Being a mom to twins has its ups and downs: the drama, the fun, the trouble. I guess it’s twice as hard.
There was a phase when they knew nothing about giving one another a chance at anything. They would look at me and gesture to be lifted, especially when I arrived at home. And then there is the challenge of synchronising their sleep patterns because mommy needs to rest when they sleep. At times they would literally refuse to sleep at the same time and that would be the longest, hardest day. I know this is not father’s day, but I just have to appreciate hubby for being a present, full time, hands on dad to his boys, because without him I swear I would have checked myself into a mental hospital a couple of times.
The most memorable incident in this twin mommy journey is the bath time incident of May 4 2019. It was my very first weekend alone with them. They were 14 months old. I was so afraid and had to work on my state of mind days before the weekend. I pre-cooked all the meals except breakfast. Put aside their outfits for the weekend accordingly. I needed a lot of assurance from daddy and the nanny that I would be fine. I knew I had to keep my emotions in check. From previous experience every time I was apprehensive they became fussy and restless. I could tell they did pick the vibes and responded accordingly. This I learnt from as early as they were a few weeks old, on the few occasions when I was alone with them albeit very briefly. Back to the incident… On Saturday we had a very relaxed day. In the evening, starting with Mr engineer, I bathed and dressed him and directed him to the TV as I discarded his water to continue with Sushi. Fast forward to dressing Sushi and Nacho is nicely seated in the bath, all dressed. Not only that, wasted nappy. I don’t know where I got the courage to laugh and take pictures. He grabbed the mop and looked at me and it melted my heart. The cutest innocent face in the world! I still smile at the pictures.
Anything that exists in twos belongs to them: from cushions, to cups, to chairs. This reality set in when I bought a two sitter outdoor set in a bid to create an intimate setting for me and hubby because we hardly have time for just the two of us since the arrival of the twins. I made tea one afternoon to commission the furniture. I came out of the house to find Sushi nicely seated on the one chair and he was quick to tell me “se ke sa ga Nacho” (which translates to: “this one belongs to Nacho”). It took a lot of convincing and negotiating before he could make way for us and sit on his chair.
They are one another’s keeper. When you mention to one that we are going on our routine walk, his first reaction is screaming to announce to the other one “we are leaving, hurry up”. While this is a welcome idea you won’t believe the drama it can cause at meal times. Sushi is a foodie. He is always the one to tell when they are due for their meals (including snacks). He loves the kitchen. So as you would expect, when we leave the kitchen with their food he will shout “Nacho re a ja”. And Nacho being the anti-food, lone wolf, Mr engineer will be busy manipulating stuff and wanting nothing to do with food. When he gets annoyed at the pestering from Sushi he can throw whatever he was handling at him. And that would be the beginning of a fight…Imagine the innocent invitation to a meal leading to a battle. And while at it let me make this warning! You can’t give the last bit of anything nice to any of them even when the other is out of sight, because they will be announcing and calling out the twin brother.

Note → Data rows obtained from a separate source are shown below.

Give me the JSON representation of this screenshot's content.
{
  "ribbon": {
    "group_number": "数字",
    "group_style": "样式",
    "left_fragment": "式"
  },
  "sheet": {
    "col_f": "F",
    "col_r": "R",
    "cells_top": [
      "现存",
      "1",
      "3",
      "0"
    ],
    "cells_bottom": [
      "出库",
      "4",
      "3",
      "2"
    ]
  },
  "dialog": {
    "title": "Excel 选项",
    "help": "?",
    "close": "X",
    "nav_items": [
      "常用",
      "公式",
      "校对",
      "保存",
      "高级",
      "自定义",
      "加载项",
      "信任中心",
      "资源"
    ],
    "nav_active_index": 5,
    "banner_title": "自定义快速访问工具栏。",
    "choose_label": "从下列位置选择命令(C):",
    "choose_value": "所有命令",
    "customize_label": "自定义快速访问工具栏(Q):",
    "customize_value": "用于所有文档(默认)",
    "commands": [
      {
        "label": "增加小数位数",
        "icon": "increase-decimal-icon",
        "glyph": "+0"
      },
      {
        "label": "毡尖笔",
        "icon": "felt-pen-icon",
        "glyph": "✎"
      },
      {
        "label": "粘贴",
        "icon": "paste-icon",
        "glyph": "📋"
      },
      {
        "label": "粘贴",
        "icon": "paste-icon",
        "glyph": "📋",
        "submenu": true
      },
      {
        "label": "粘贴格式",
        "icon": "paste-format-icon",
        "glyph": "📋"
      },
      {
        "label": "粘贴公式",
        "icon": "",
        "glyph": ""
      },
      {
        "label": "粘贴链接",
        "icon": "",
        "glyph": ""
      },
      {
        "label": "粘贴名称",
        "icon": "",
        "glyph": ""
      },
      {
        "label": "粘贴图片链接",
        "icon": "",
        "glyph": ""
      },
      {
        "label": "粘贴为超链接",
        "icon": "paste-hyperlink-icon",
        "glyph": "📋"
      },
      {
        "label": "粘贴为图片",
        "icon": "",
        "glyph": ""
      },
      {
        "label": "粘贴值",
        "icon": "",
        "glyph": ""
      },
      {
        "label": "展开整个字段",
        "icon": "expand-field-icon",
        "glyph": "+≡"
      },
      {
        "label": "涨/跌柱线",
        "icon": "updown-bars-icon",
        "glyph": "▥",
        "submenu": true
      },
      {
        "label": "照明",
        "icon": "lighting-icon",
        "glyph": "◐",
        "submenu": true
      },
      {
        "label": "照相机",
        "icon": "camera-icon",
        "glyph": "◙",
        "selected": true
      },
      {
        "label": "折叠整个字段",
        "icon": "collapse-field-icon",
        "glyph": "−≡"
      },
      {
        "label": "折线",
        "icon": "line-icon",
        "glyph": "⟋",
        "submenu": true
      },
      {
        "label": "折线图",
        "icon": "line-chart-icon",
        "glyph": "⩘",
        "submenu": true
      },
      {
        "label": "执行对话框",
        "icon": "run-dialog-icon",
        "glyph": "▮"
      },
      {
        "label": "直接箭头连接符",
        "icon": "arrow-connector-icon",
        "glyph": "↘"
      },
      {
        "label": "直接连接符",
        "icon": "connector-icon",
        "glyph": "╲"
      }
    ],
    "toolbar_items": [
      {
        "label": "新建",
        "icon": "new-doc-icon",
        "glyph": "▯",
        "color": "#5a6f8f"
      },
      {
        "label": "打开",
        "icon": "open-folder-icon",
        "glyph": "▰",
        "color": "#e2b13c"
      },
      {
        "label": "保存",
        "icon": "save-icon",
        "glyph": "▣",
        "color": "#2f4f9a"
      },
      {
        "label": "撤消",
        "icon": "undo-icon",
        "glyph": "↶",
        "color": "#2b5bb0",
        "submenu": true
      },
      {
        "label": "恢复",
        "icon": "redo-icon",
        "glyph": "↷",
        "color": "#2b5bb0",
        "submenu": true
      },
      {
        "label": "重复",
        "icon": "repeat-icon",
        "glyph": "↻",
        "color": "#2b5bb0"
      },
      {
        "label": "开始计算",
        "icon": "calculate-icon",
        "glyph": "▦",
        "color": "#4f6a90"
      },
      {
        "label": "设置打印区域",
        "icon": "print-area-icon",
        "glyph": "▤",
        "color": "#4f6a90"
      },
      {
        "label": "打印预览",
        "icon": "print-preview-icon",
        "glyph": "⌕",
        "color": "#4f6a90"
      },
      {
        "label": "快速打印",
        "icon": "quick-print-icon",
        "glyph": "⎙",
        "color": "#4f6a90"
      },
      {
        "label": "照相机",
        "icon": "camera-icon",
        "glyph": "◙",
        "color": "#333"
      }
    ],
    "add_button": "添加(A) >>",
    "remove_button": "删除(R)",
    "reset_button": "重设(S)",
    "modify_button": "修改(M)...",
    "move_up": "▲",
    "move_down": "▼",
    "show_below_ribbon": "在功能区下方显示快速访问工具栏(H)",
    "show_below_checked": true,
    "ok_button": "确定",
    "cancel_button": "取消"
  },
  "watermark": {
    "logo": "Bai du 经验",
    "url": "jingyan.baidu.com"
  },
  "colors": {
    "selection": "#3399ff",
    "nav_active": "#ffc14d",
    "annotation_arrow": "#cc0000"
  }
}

Children force us to pause, engage in the present moment and just take things easy. When I put the minions to sleep during the day, I take a nap. I put aside anything I was doing because I can always come back to that, but I can’t relive lost time with them: the cuddles, kisses and endless chats. I listen to them during our walks and actively engage in conversation. I ask questions and respond to theirs. This has given me the opportunity to notice their milestones as I realise how they analyse things along the way. Little things like being able to remember the names of neighbours according to their cars and houses. Managing them on the way can be a head ache, but I take joy in the chance to teach them safety and I am happy they got the lessons especially to obvious danger like on-coming vehicles.
They are less fussy about matching outfits now. They can also ask the other to step aside so mommy can put one on the lap. I don’t know if this makes things easier or I have accepted the double shift modus operandi. What I know for sure is that moms need a lot of breaks to keep their sanity. Twin moms need twice the time other moms take. This Mother’s Day I am taking this break.
I am interested to hear your experiences twin moms!
Happy Mother’s Day